One of the most anticipated days for Seattle hoops in the past 15 years ended as one of the most disappointing ones.
The thrill of the greatest basketball player of his generation walking onto the court was overshadowed by him and a herd of other stars abruptly walking off it.
Playing in the Emerald City for the first time since 2007, LeBron James wowed the Seattle Pacific University crowd for a quarter and a half in the CrawsOver — a summer Pro-Am League run by 206 basketball legend Jamal Crawford. But on a Saturday that included a maddening entrance “line,” a pulled fire alarm, a warning to the crowd from a police officer and a scolding from Crawford himself — the game was called off with 5:47 left in the second quarter because of a dangerously slippery floor stemming from the humidity.

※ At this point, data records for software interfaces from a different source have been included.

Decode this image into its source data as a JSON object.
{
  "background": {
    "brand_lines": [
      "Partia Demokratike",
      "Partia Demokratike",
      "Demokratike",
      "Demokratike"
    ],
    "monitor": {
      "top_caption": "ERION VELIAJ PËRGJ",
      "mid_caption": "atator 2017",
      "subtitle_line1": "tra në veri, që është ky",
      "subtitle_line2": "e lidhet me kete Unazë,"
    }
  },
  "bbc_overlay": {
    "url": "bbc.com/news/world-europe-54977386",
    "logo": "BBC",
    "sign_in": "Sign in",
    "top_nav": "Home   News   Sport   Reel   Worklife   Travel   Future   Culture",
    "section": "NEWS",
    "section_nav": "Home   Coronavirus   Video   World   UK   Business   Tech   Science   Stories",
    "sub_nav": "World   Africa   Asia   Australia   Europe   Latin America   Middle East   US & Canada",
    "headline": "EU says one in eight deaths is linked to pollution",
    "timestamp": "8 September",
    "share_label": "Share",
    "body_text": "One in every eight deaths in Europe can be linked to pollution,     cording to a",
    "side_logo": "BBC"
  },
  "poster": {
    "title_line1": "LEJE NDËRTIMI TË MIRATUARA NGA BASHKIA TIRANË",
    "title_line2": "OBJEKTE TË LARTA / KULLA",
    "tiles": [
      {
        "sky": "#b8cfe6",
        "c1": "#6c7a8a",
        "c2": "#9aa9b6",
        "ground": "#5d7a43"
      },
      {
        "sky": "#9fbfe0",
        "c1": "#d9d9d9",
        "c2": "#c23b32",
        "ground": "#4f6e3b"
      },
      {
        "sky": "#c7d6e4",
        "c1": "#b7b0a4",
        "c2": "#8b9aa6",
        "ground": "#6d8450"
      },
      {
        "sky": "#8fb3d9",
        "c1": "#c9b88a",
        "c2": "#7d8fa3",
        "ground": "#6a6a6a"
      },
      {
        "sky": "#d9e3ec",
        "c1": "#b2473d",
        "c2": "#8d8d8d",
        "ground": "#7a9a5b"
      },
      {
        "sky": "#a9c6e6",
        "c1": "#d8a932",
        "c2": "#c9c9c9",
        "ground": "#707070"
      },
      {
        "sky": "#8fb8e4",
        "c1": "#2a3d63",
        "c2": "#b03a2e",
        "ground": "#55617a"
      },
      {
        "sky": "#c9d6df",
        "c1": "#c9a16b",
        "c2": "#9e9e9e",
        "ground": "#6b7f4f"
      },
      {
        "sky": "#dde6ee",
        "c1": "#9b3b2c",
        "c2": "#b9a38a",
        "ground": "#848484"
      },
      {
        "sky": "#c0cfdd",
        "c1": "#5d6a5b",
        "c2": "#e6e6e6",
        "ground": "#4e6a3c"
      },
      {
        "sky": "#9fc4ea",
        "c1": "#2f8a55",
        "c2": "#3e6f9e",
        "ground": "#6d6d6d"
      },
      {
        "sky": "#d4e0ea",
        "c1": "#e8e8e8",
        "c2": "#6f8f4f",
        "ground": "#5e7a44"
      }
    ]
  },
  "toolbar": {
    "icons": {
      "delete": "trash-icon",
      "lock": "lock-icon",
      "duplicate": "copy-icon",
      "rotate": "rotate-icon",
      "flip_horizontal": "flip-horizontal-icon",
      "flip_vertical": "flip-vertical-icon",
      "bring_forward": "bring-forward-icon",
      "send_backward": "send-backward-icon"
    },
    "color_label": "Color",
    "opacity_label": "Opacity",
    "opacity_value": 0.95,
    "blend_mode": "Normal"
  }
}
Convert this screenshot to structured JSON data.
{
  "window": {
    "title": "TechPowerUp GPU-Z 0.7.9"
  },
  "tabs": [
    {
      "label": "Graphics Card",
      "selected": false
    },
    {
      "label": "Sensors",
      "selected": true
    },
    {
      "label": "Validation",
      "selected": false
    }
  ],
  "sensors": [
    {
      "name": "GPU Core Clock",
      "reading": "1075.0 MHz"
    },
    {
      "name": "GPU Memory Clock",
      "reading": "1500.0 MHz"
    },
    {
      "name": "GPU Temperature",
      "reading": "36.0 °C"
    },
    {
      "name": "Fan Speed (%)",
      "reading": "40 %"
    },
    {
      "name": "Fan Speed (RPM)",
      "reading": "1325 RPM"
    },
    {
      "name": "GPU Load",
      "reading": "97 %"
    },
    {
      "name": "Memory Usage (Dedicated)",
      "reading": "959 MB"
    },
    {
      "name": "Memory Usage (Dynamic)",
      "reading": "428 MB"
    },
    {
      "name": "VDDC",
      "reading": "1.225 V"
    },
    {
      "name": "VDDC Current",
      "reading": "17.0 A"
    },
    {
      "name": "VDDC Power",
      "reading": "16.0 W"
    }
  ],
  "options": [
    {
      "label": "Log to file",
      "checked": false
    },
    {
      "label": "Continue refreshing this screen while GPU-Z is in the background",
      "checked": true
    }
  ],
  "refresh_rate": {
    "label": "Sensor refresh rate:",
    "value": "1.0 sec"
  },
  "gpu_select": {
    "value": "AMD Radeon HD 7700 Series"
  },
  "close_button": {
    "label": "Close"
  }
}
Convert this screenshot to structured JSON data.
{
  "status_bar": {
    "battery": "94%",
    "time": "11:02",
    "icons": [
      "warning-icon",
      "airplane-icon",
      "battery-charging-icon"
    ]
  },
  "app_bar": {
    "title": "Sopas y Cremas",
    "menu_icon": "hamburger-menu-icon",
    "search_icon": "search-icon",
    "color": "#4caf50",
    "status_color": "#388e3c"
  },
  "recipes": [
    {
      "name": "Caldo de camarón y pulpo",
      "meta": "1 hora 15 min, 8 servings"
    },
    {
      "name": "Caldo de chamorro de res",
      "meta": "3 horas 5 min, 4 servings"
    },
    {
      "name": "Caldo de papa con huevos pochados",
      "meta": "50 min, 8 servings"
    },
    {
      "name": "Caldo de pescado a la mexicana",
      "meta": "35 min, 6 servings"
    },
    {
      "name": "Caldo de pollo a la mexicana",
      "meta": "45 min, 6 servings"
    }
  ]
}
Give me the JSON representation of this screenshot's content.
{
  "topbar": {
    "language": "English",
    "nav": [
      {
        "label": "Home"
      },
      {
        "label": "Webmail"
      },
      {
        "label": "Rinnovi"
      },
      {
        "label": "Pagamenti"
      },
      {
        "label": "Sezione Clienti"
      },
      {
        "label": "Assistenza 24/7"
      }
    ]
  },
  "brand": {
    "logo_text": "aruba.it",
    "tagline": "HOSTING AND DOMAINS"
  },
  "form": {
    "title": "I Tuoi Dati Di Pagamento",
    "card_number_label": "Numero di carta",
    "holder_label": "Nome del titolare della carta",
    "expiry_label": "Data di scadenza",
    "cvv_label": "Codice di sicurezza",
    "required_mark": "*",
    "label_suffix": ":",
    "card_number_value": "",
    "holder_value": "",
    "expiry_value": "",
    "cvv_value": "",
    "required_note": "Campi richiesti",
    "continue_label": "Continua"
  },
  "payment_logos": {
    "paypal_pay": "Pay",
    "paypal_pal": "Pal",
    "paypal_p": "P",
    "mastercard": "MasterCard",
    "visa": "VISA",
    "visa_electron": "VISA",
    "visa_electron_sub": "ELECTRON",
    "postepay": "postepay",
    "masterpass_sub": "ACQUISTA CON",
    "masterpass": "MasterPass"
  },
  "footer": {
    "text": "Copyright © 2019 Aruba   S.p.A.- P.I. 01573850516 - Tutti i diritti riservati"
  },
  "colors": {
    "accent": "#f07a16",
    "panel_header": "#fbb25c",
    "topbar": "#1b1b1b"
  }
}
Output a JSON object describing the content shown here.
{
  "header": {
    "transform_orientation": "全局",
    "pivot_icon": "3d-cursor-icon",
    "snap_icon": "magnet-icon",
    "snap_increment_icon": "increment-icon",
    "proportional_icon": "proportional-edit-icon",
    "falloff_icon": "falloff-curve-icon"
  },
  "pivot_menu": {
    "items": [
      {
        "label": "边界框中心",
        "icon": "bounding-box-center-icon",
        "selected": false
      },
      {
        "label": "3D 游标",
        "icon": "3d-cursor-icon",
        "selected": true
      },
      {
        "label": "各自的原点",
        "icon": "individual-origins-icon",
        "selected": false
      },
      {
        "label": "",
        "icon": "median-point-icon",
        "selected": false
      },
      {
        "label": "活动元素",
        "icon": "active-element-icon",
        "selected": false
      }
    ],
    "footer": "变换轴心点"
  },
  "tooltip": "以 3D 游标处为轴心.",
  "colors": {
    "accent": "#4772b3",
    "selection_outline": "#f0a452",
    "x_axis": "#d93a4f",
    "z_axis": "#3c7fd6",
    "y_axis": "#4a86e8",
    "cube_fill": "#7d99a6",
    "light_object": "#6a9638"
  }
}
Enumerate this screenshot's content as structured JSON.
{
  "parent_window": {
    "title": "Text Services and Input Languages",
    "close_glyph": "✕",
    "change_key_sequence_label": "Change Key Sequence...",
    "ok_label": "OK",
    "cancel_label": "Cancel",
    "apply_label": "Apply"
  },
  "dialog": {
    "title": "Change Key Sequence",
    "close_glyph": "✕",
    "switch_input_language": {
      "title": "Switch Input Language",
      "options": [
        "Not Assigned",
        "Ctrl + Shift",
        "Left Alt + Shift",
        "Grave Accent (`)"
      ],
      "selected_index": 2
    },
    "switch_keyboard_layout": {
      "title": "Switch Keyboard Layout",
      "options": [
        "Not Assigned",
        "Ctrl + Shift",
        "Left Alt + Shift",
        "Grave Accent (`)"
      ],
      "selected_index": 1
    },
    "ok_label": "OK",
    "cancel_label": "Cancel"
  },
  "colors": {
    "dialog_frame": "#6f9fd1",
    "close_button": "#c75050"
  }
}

Fans weren’t happy. At least not most of them.
Seattle residents DeMarcus Cousins (no relation to the NBA player) and Matthew Miller actually weren’t too miffed. They were just pleased players such as James, Celtics All-Star Jayson Tatum, Nuggets standout Aaron Gordon, Huskies great Isaiah Thomas and the NBA’s most recent No. 1 overall pick Paolo Banchero showed up for the event.
“Overall, it was a good experience, even if it was just two quarters,” said Cousins, before praising the event’s host for recruiting the talent. “Shoutout to Jamal Crawford — he’s a legend!”
Saturday was supposed to be Crawford’s finest hour as overseer of the CrawsOver, which has lured in players such as Kobe Bryant, Kevin Durant and Kyrie Irving throughout the years. The league — which never charges admission — has been a summer sports staple at Seattle Pacific for years.
When the big names come out — as Banchero and last draft’s No. 2 pick Chet Holmgren did last month — lines form around Royal Brougham Pavilion long before the doors open. But LeBron is different. Much different. And it didn’t look as if event organizers were prepared.
Unique Cherry, who runs a basketball league in Tacoma, said that he was 198th in line at 3 a.m., while camping out Saturday morning. By 8 a.m., he said he was 400th in line. Folks would cut or join their friends and push the early birds to the back — but that was nothing compared to the scene a few hours later.
When I showed up, there was no line. There was just a mob. No structure of any sort. Seattle resident Abdi Abdi said he began waiting at 5 a.m. and didn’t get in until five minutes before LeBron’s game was scheduled to begin, adding that many of the early comers were drowned out by folks who arrived just before the gates were supposed to open at noon and never got in.
Part of the reason many adult fans were denied entry was because Crawford put an emphasis on kids getting in so they could see their heroes. But that didn’t stop an array of basketball die-hards from being understandably upset.
“It’s a very bad stain on Seattle’s basketball community,” Abdi said. “It was an [expletive] show.”
It’s easy to blame event organizers for not seeing this coming, and that’s likely what many will do. The thing is, the CrawsOver has always been an informal event where fans just kind of show up and enjoy hoops. Hasn’t stopped them from coming before.
Besides, it seemed as if James just decided he was going to play in it a couple of days before flying out to Seattle — leaving little time for mass preparations.
But the lines — outside and at the concession stands — were frustrating. And when a fan pulled a fire alarm, it almost ended the event.
At one point, Crawford got on the mic and told the thousands in the stands to show more class in welcoming the likes of James and others to their city. A police officer later got on the mic to tell the fans — many of whom were overcrowding the baseline and other parts of the court — that one more mishap would end the event.
The game carried on — with Tatum knocking down five threes and LeBron throwing down a monster jam along with other highlights.
Unfortunately, it just got way too humid in Royal Brougham, causing way too much moisture on the court and leading to Crawford calling off the game for the players’ safety. Part of the reason for the excessive heat? Security couldn’t open the front doors to let air in from outside due to fear of fans barging in.
Afterward, former Sonics coach Lenny Wilkens walked outside and addressed the sadness of the situation.
“I was disappointed for Jamal, he really goes through a lot to put this on,” he said. “Not a happy ending, but at least [the fans] did get to see a little bit.”
True. But far too little.
CrawsOver security guard Dedriq Trinide was obviously dismayed by the events of the day. He said he is a huge James fan, but fears Saturday might end up deterring him and other stars from coming out to Seattle in the future.
Funny, the aforementioned Cousins said that seeing LeBron play in Seattle was “a once in a lifetime opportunity.”
After all that transpired, that’s probably true.